Research on the rise of Airbnb and similar sharing economy platforms is gaining momentum, yet it predominantly focuses on urban or mature coastal destinations. To date, research on these platforms in second home destinations in rural areas is limited. In particular, the impact of sharing platform users on countryside second home communities is mostly understudied. The phenomenon of second homes in rural areas across Europe is closely tied to the imagery of rurality in opposition to urbanity. Over the years, small townships in the countryside saw the rise of second homeowners, resulting in changes in the local socio-economic environment. While the second home tradition, particularly in Scandinavia, is often tied to historic seasonal population movements from city to rural areas for utilitarian reasons, recent second home acquisitions are often tied to shifting populations, particularly from rural to urban areas. Second homes in these areas are often a mix of inherited familial homesteads and purpose-bought properties, both underpinned by feelings of place attachment. While there exists literature on the interactions of second home communities and primary residents, we argue that the influence of sharing platforms within this mixed community injects an additional level of spatial interaction and conceptualization of place. To this end, this chapter presents evidence from two established second home destinations (Snowdonia in the UK and specific areas of the Dalarna, Härjedalen and Jämtland regions in Sweden), where the proliferation of properties listed on Airbnb is currently contributing to the reframing of the existing rural landscape. The need for research into sharing platforms and second homes has been noted in the literature (Marjavaara, Müller, & Back, 2019), and our research seeks to fill this noted gap, albeit with a specific focus on rural areas. The emphasis on the rural allows for a more focused comparative analysis of these two contexts where Airbnb is at different stages of development without the spatial and population complexities inherent in urban environments. Using available data covering the period from 2013 to 2019, this study suggests that there is a separate but connected layer of spatial interaction inherent in rural environments that house these communities, and this, in turn, is mediated by the varying levels of place attachment and perceptions of rural space of the three user groups: primary residents, second homeowners, and Airbnb users. Based on the findings from this comparative analysis, recommendations can be made in order to enhance the social sustainability and resilience of these rural communities. More specifically, this work will articulate the complexities of different user types inhabiting the same space but interpreting it differently, which will in turn allow for rural community planners to mediate potential problems and develop strategies for future developments in order to ensure sustainable user behaviour.

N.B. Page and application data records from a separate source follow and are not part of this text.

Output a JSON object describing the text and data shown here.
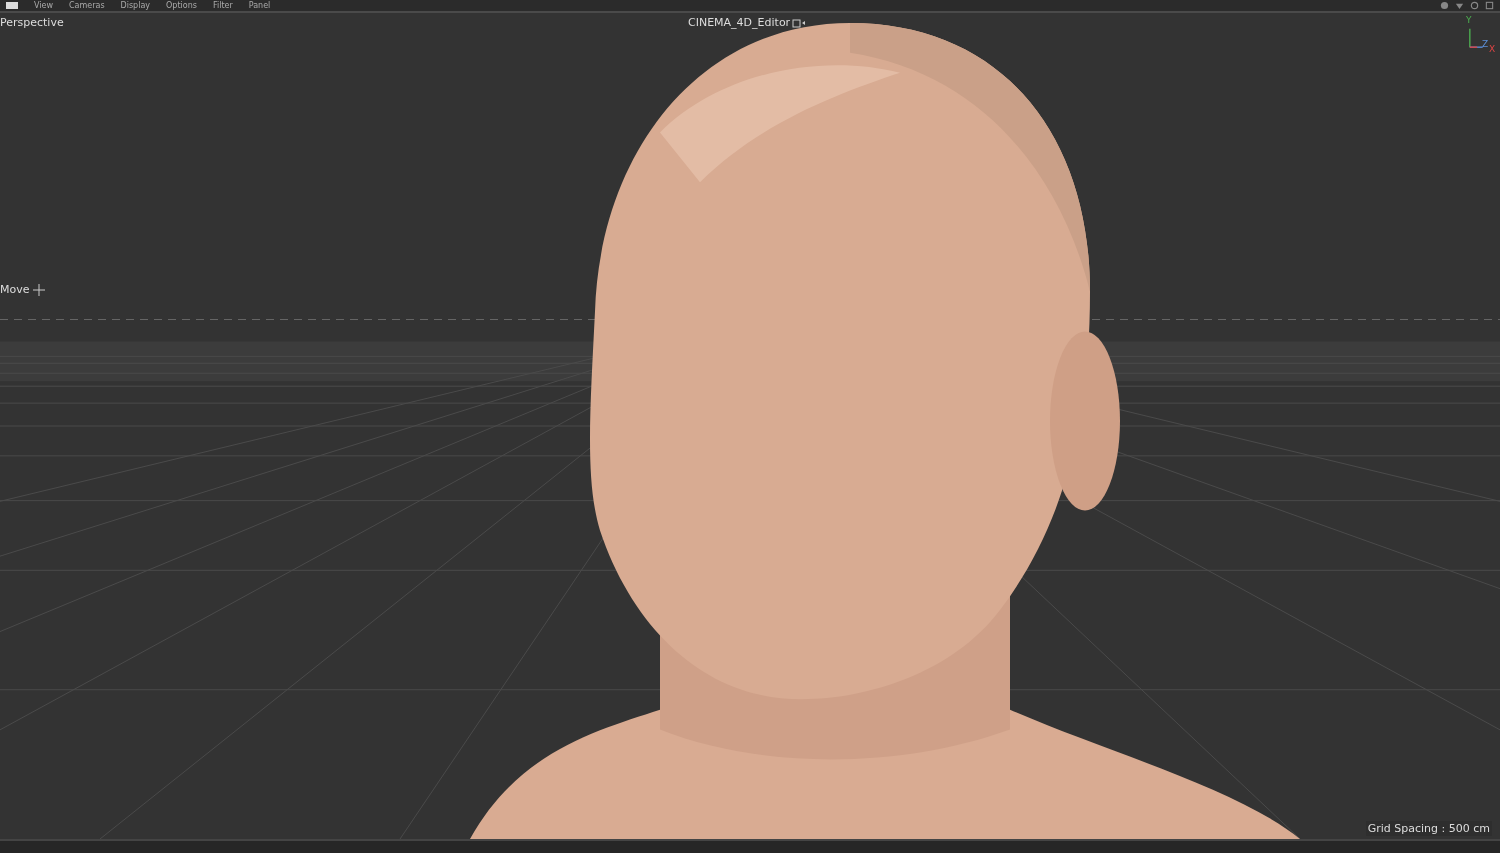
{
  "menu_bar": {
    "items": [
      "View",
      "Cameras",
      "Display",
      "Options",
      "Filter",
      "Panel"
    ]
  },
  "viewport": {
    "camera_label": "Perspective",
    "title": "CINEMA_4D_Editor",
    "tool_label": "Move",
    "axes": [
      "Y",
      "Z",
      "X"
    ],
    "grid_spacing": "Grid Spacing : 500 cm"
  }
}
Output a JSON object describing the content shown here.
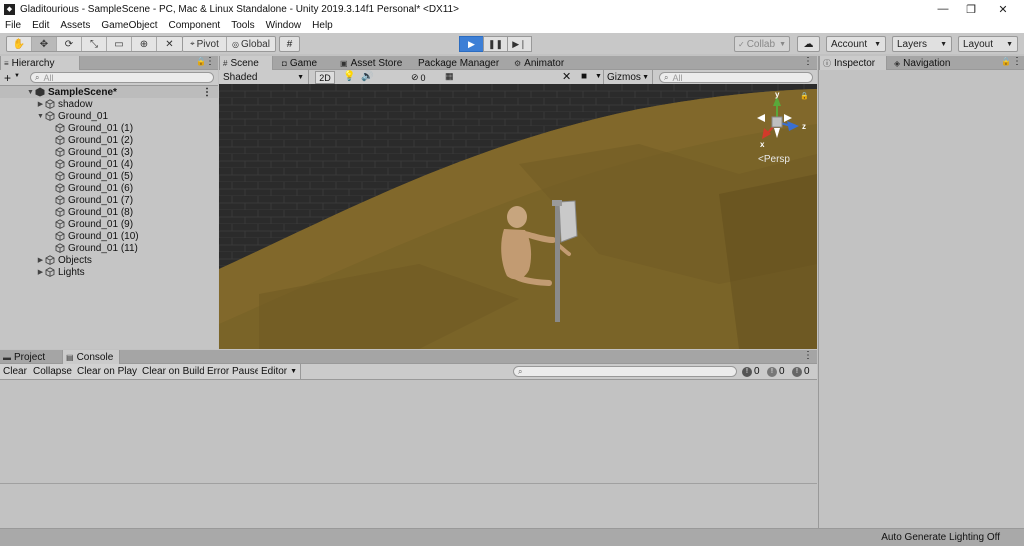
{
  "window": {
    "title": "Gladitourious - SampleScene - PC, Mac & Linux Standalone - Unity 2019.3.14f1 Personal* <DX11>",
    "minimize": "—",
    "maximize": "❐",
    "close": "✕"
  },
  "menu": [
    "File",
    "Edit",
    "Assets",
    "GameObject",
    "Component",
    "Tools",
    "Window",
    "Help"
  ],
  "toolbar": {
    "pivot_label": "Pivot",
    "global_label": "Global",
    "collab_label": "Collab",
    "account_label": "Account",
    "layers_label": "Layers",
    "layout_label": "Layout",
    "play_active": true
  },
  "hierarchy": {
    "tab_label": "Hierarchy",
    "search_placeholder": "All",
    "add_label": "+",
    "items": [
      {
        "label": "SampleScene*",
        "depth": 0,
        "fold": "▼",
        "type": "scene"
      },
      {
        "label": "shadow",
        "depth": 1,
        "fold": "▶",
        "type": "object"
      },
      {
        "label": "Ground_01",
        "depth": 1,
        "fold": "▼",
        "type": "object"
      },
      {
        "label": "Ground_01 (1)",
        "depth": 2,
        "fold": "",
        "type": "object"
      },
      {
        "label": "Ground_01 (2)",
        "depth": 2,
        "fold": "",
        "type": "object"
      },
      {
        "label": "Ground_01 (3)",
        "depth": 2,
        "fold": "",
        "type": "object"
      },
      {
        "label": "Ground_01 (4)",
        "depth": 2,
        "fold": "",
        "type": "object"
      },
      {
        "label": "Ground_01 (5)",
        "depth": 2,
        "fold": "",
        "type": "object"
      },
      {
        "label": "Ground_01 (6)",
        "depth": 2,
        "fold": "",
        "type": "object"
      },
      {
        "label": "Ground_01 (7)",
        "depth": 2,
        "fold": "",
        "type": "object"
      },
      {
        "label": "Ground_01 (8)",
        "depth": 2,
        "fold": "",
        "type": "object"
      },
      {
        "label": "Ground_01 (9)",
        "depth": 2,
        "fold": "",
        "type": "object"
      },
      {
        "label": "Ground_01 (10)",
        "depth": 2,
        "fold": "",
        "type": "object"
      },
      {
        "label": "Ground_01 (11)",
        "depth": 2,
        "fold": "",
        "type": "object"
      },
      {
        "label": "Objects",
        "depth": 1,
        "fold": "▶",
        "type": "object"
      },
      {
        "label": "Lights",
        "depth": 1,
        "fold": "▶",
        "type": "object"
      }
    ]
  },
  "scene": {
    "tabs": [
      "Scene",
      "Game",
      "Asset Store",
      "Package Manager",
      "Animator"
    ],
    "shading_mode": "Shaded",
    "mode_2d": "2D",
    "fx_count": "0",
    "gizmos_label": "Gizmos",
    "search_placeholder": "All",
    "persp_label": "<Persp",
    "axis_labels": {
      "x": "x",
      "y": "y",
      "z": "z"
    }
  },
  "console": {
    "tabs": [
      "Project",
      "Console"
    ],
    "buttons": [
      "Clear",
      "Collapse",
      "Clear on Play",
      "Clear on Build",
      "Error Pause"
    ],
    "editor_label": "Editor",
    "counts": {
      "info": "0",
      "warning": "0",
      "error": "0"
    }
  },
  "inspector": {
    "tabs": [
      "Inspector",
      "Navigation"
    ]
  },
  "status": {
    "text": "Auto Generate Lighting Off"
  },
  "colors": {
    "play_blue": "#3d7fd6",
    "ground": "#7a6428",
    "wall": "#2a2a2a"
  }
}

|Title of host publication||Peer-to-Peer Accommodation and Community Resilience|
|Editors||Anna Farmaki, Stella Kladou, Dimitri Ioannides|
|Publication status||Published - 15 Mar 2022|